All lines with the word "НАДЕЮСЬ" are to be found and copied from the listing.

MATERIAL FOR THE TASK: Begin

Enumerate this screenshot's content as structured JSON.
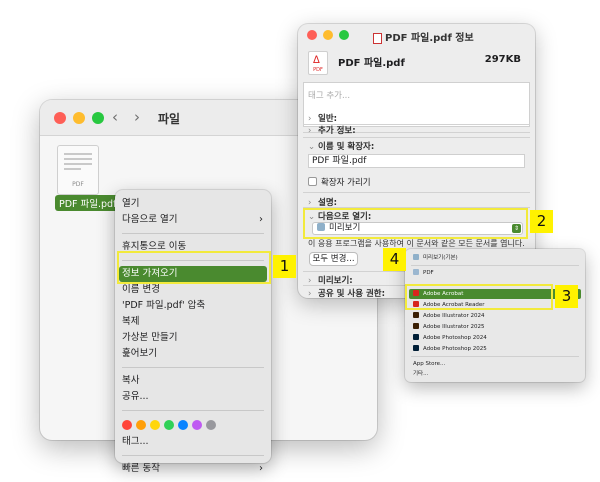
{
  "finder": {
    "title": "파일",
    "back_icon": "‹",
    "forward_icon": "›",
    "file": {
      "label": "PDF 파일.pdf",
      "ext": "PDF"
    }
  },
  "context_menu": {
    "items": [
      {
        "label": "열기"
      },
      {
        "label": "다음으로 열기",
        "chevron": "›"
      },
      {
        "label": "휴지통으로 이동"
      },
      {
        "label": "정보 가져오기"
      },
      {
        "label": "이름 변경"
      },
      {
        "label": "'PDF 파일.pdf' 압축"
      },
      {
        "label": "복제"
      },
      {
        "label": "가상본 만들기"
      },
      {
        "label": "훑어보기"
      },
      {
        "label": "복사"
      },
      {
        "label": "공유..."
      },
      {
        "label": "태그..."
      },
      {
        "label": "빠른 동작",
        "chevron": "›"
      }
    ],
    "tag_colors": [
      "#ff453a",
      "#ff9f0a",
      "#ffd60a",
      "#30d158",
      "#0a84ff",
      "#bf5af2",
      "#98989d"
    ]
  },
  "info_window": {
    "title": "PDF 파일.pdf 정보",
    "file_name": "PDF 파일.pdf",
    "file_size": "297KB",
    "icon_label": "PDF",
    "tags_placeholder": "태그 추가...",
    "sections": {
      "general": "일반:",
      "more_info": "추가 정보:",
      "name_ext": "이름 및 확장자:",
      "comments": "설명:",
      "open_with": "다음으로 열기:",
      "preview": "미리보기:",
      "sharing": "공유 및 사용 권한:"
    },
    "name_value": "PDF 파일.pdf",
    "hide_extension": "확장자 가리기",
    "open_with_app": "미리보기",
    "description": "이 응용 프로그램을 사용하여 이 문서와 같은 모든 문서를 엽니다.",
    "change_all": "모두 변경..."
  },
  "open_with_menu": {
    "items": [
      {
        "label": "미리보기(기본)",
        "color": "#8fb0c9"
      },
      {
        "label": "PDF",
        "color": "#9bb7d0"
      },
      {
        "label": "Adobe Acrobat",
        "color": "#d7261e"
      },
      {
        "label": "Adobe Acrobat Reader",
        "color": "#d7261e"
      },
      {
        "label": "Adobe Illustrator 2024",
        "color": "#3a1f04"
      },
      {
        "label": "Adobe Illustrator 2025",
        "color": "#3a1f04"
      },
      {
        "label": "Adobe Photoshop 2024",
        "color": "#001e36"
      },
      {
        "label": "Adobe Photoshop 2025",
        "color": "#001e36"
      },
      {
        "label": "App Store..."
      },
      {
        "label": "기타..."
      }
    ]
  },
  "annotations": {
    "step1": "1",
    "step2": "2",
    "step3": "3",
    "step4": "4",
    "color": "#fff200"
  }
}
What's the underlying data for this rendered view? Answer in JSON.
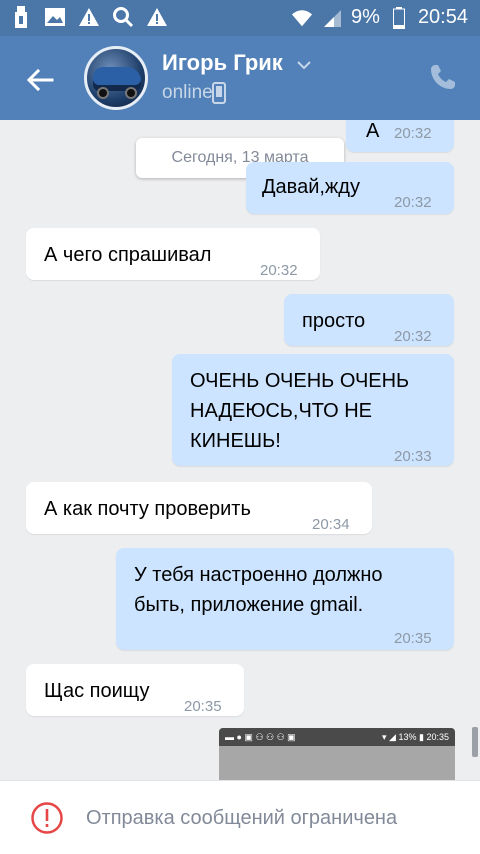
{
  "status_bar": {
    "battery": "9%",
    "time": "20:54",
    "icons": [
      "usb-icon",
      "image-icon",
      "warning-icon",
      "search-icon",
      "warning-icon",
      "wifi-icon",
      "signal-icon",
      "battery-icon"
    ]
  },
  "header": {
    "name": "Игорь Грик",
    "status": "online"
  },
  "date_separator": "Сегодня, 13 марта",
  "messages": [
    {
      "dir": "out",
      "text": "А",
      "time": "20:32"
    },
    {
      "dir": "out",
      "text": "Давай,жду",
      "time": "20:32"
    },
    {
      "dir": "in",
      "text": "А чего спрашивал",
      "time": "20:32"
    },
    {
      "dir": "out",
      "text": "просто",
      "time": "20:32"
    },
    {
      "dir": "out",
      "text": "ОЧЕНЬ ОЧЕНЬ ОЧЕНЬ НАДЕЮСЬ,ЧТО НЕ КИНЕШЬ!",
      "lines": [
        "ОЧЕНЬ ОЧЕНЬ ОЧЕНЬ",
        "НАДЕЮСЬ,ЧТО НЕ",
        "КИНЕШЬ!"
      ],
      "time": "20:33"
    },
    {
      "dir": "in",
      "text": "А как почту проверить",
      "time": "20:34"
    },
    {
      "dir": "out",
      "text": "У тебя настроенно должно быть, приложение gmail.",
      "lines": [
        "У тебя настроенно должно",
        "быть, приложение gmail."
      ],
      "time": "20:35"
    },
    {
      "dir": "in",
      "text": "Щас поищу",
      "time": "20:35"
    }
  ],
  "preview": {
    "battery": "13%",
    "time": "20:35"
  },
  "footer": {
    "text": "Отправка сообщений ограничена"
  },
  "colors": {
    "header": "#5181b8",
    "status_bar": "#4a76a8",
    "outgoing_bubble": "#cce4ff",
    "incoming_bubble": "#ffffff",
    "background": "#edeef0",
    "warning": "#e64646"
  }
}
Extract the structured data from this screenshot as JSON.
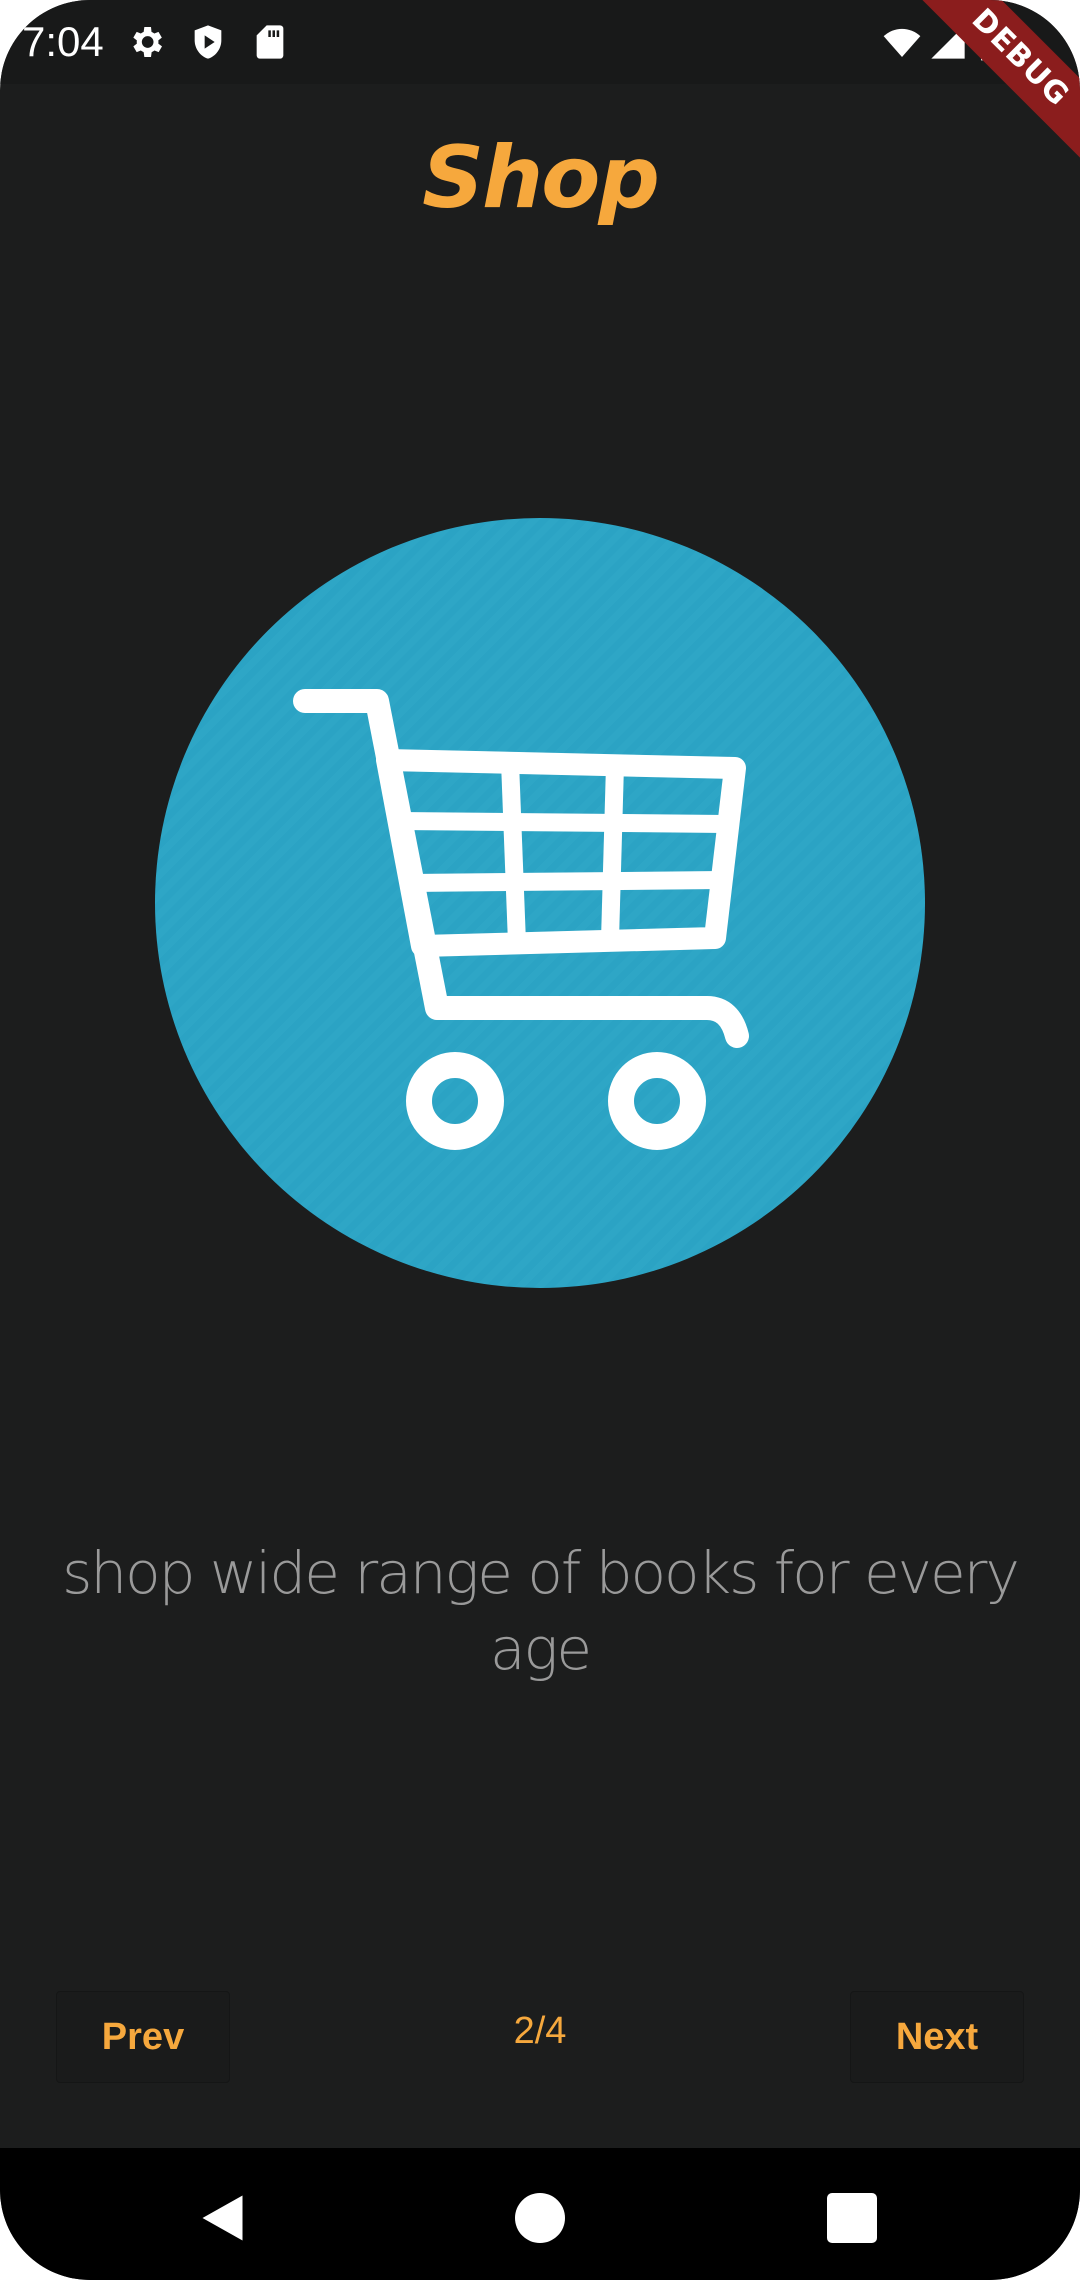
{
  "status_bar": {
    "time": "7:04",
    "icons": [
      "gear-icon",
      "shield-play-icon",
      "sd-card-icon",
      "wifi-icon",
      "cell-signal-icon",
      "battery-icon"
    ],
    "debug_label": "DEBUG"
  },
  "header": {
    "title": "Shop"
  },
  "illustration": {
    "icon": "shopping-cart-icon",
    "circle_color": "#2ba3c4"
  },
  "main": {
    "description": "shop wide range of books for every age"
  },
  "controls": {
    "prev_label": "Prev",
    "next_label": "Next",
    "page_indicator": "2/4"
  },
  "system_nav": {
    "icons": [
      "back-icon",
      "home-icon",
      "recents-icon"
    ]
  },
  "colors": {
    "accent": "#f6a83d",
    "background": "#1c1d1d",
    "text_muted": "#9a9a9a"
  }
}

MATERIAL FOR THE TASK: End

> OUTPUT FOR THIS EXERCISE:
      "text": "ОЧЕНЬ ОЧЕНЬ ОЧЕНЬ НАДЕЮСЬ,ЧТО НЕ КИНЕШЬ!",
        "НАДЕЮСЬ,ЧТО НЕ",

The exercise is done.